Author: Min Jin Lee
Published: February 2017
Publisher: Hachette Audio
Pachinko is the first book of a saga featuring generations of a Korean family. The first two chapters feature the story of how Sunja's parents got married. Afterwards, the real story begins. Sunja lives in a boarding house with her mother during a time in which Japan controls Korea. She falls in love with an older man and gets pregnant with his child. This leads a visitor at the boarding house to marry her to save her from shame. Unfortunately, Sunja must abandon her mother to move with her new husband's family. Pachinko shows us the journey of Sunja and her new family as they fight the hardships such as poverty and the political changes imposed on them by the Japanese.

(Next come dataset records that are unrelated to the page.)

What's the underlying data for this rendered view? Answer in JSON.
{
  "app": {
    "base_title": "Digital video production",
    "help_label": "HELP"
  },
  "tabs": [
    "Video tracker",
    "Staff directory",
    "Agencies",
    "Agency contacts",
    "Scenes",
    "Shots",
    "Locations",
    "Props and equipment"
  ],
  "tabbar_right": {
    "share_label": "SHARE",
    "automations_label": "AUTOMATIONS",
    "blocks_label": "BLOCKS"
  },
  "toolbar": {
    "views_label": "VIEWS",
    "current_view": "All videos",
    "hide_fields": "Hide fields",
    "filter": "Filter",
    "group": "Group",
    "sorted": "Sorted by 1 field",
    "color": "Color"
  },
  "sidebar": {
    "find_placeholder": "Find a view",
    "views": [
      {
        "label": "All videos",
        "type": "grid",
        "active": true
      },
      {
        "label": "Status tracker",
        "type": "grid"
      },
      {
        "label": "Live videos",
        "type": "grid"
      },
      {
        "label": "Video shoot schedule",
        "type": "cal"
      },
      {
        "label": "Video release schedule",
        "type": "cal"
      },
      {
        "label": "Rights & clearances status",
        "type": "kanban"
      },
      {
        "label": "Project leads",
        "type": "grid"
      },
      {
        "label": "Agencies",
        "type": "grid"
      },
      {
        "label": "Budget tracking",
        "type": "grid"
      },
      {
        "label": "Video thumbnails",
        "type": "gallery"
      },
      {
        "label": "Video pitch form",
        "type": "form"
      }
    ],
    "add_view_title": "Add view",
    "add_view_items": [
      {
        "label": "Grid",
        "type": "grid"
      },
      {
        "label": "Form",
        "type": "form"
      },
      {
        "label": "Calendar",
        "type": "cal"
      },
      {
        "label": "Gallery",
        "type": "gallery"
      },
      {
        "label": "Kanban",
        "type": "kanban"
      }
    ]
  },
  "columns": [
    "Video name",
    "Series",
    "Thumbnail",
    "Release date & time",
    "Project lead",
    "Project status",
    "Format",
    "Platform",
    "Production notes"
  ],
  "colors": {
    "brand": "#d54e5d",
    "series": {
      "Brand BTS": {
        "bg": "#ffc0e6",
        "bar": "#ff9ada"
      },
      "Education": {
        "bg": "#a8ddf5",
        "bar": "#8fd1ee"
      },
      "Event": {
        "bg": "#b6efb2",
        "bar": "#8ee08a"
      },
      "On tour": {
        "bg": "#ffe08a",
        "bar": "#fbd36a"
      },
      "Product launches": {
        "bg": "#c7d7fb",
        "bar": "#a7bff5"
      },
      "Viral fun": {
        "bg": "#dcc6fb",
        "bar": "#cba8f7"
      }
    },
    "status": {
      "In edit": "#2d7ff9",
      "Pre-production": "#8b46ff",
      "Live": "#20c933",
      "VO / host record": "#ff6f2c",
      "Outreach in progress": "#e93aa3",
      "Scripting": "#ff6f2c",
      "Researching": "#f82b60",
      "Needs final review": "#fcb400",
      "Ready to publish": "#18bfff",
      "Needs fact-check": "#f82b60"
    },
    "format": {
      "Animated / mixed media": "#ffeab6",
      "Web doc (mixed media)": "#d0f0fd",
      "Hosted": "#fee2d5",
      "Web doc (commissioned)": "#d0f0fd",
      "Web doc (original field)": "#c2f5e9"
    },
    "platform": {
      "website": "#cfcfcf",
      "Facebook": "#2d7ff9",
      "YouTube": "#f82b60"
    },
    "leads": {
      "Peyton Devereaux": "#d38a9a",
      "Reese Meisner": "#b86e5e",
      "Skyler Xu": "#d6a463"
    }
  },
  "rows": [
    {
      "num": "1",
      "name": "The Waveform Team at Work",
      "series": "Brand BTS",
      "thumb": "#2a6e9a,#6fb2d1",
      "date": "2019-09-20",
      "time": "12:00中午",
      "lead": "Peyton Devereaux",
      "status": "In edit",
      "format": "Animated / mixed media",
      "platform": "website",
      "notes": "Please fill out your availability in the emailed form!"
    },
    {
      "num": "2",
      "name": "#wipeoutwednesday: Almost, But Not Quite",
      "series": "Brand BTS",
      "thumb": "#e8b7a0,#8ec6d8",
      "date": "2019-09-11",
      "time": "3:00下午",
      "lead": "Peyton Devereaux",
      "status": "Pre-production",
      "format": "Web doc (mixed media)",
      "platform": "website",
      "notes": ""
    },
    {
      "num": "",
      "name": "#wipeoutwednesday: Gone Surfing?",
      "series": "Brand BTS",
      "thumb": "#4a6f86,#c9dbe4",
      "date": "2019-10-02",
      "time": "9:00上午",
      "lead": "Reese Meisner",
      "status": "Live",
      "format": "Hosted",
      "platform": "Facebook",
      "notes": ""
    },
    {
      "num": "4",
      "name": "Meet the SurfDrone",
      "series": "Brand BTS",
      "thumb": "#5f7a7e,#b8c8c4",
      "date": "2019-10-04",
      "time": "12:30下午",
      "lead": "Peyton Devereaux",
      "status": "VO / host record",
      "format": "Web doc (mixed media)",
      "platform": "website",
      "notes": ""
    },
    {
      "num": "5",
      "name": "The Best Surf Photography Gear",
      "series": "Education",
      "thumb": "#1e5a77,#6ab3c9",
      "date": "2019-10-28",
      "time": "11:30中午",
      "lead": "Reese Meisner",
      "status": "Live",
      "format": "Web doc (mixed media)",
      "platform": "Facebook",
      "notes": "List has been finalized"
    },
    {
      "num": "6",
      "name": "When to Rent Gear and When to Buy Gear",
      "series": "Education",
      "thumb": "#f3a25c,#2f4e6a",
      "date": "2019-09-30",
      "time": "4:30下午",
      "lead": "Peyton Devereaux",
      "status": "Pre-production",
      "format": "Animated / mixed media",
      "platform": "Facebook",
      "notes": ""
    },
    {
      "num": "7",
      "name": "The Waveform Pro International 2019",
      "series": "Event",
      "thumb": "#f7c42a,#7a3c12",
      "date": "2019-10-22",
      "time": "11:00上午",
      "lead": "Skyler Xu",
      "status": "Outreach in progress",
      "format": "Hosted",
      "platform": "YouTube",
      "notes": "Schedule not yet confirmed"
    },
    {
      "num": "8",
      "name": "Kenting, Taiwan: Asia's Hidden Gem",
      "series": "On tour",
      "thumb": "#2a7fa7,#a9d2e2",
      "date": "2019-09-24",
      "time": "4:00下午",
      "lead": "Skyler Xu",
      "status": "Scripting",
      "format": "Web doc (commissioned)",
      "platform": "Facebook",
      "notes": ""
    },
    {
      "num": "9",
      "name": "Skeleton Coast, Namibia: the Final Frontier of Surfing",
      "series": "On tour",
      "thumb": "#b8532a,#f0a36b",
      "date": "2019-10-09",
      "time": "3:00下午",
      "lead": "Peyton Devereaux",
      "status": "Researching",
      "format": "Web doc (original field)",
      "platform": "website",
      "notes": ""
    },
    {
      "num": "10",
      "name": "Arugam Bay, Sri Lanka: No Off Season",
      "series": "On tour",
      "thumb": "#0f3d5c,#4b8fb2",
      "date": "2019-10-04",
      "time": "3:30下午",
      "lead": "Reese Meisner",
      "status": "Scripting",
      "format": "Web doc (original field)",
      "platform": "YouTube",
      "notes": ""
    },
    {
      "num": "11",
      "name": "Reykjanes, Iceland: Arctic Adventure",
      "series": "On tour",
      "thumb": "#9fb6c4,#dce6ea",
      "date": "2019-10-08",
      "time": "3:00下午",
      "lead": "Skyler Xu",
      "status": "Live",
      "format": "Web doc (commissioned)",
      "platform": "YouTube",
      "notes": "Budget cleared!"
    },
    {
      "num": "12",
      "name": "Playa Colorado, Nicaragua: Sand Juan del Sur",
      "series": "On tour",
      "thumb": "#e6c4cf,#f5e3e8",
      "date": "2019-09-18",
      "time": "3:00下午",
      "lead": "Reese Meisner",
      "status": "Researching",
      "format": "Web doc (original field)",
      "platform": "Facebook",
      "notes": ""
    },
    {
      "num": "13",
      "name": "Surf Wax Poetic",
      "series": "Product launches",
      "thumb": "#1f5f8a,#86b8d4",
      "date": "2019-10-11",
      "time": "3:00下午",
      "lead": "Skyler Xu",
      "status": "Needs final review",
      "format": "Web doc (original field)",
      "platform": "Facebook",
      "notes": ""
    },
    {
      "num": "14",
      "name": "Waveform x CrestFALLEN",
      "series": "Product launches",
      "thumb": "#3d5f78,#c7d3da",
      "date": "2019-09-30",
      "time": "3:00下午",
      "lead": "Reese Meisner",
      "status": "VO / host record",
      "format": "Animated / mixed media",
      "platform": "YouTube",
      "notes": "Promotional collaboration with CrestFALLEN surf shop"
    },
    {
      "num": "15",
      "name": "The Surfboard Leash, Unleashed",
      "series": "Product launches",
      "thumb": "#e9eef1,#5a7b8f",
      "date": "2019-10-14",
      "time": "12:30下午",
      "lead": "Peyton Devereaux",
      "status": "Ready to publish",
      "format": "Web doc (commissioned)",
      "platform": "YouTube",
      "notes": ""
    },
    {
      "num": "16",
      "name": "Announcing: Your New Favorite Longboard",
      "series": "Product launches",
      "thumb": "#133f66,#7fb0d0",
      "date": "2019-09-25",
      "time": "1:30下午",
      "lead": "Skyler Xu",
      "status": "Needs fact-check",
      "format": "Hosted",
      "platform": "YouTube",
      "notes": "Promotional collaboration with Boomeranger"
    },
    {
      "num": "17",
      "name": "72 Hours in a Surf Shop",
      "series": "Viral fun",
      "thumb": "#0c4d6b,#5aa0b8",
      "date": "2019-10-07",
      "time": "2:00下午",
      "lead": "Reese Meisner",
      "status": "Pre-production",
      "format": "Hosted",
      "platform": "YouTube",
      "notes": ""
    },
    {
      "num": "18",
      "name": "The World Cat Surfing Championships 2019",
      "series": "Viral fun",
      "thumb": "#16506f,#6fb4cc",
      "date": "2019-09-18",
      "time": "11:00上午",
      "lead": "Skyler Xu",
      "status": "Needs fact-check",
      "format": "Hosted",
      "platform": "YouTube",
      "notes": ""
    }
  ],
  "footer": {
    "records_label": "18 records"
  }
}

I listened to the audio book audition of Pachinko. The first two chapters move slower than my tastes, but the overall themes make up for this. This book covers issues that even our American society needs to examine such as prejudice and identity. This book feels realistic and I feel that I can relate to some of the character's experiences despite never having to go through most of their challenges. Readers must realize that the problems in Pachinko can happen anywhere and not just in Korea. The characters experience loss, disappointment, shame and rejoicing. Sunja is a caring mother, but she too has made mistakes. But the best part about her is her ability to recover from them. I would highly recommend this book and look forward to the sequel. How did you like the book? Let me know in your comments below.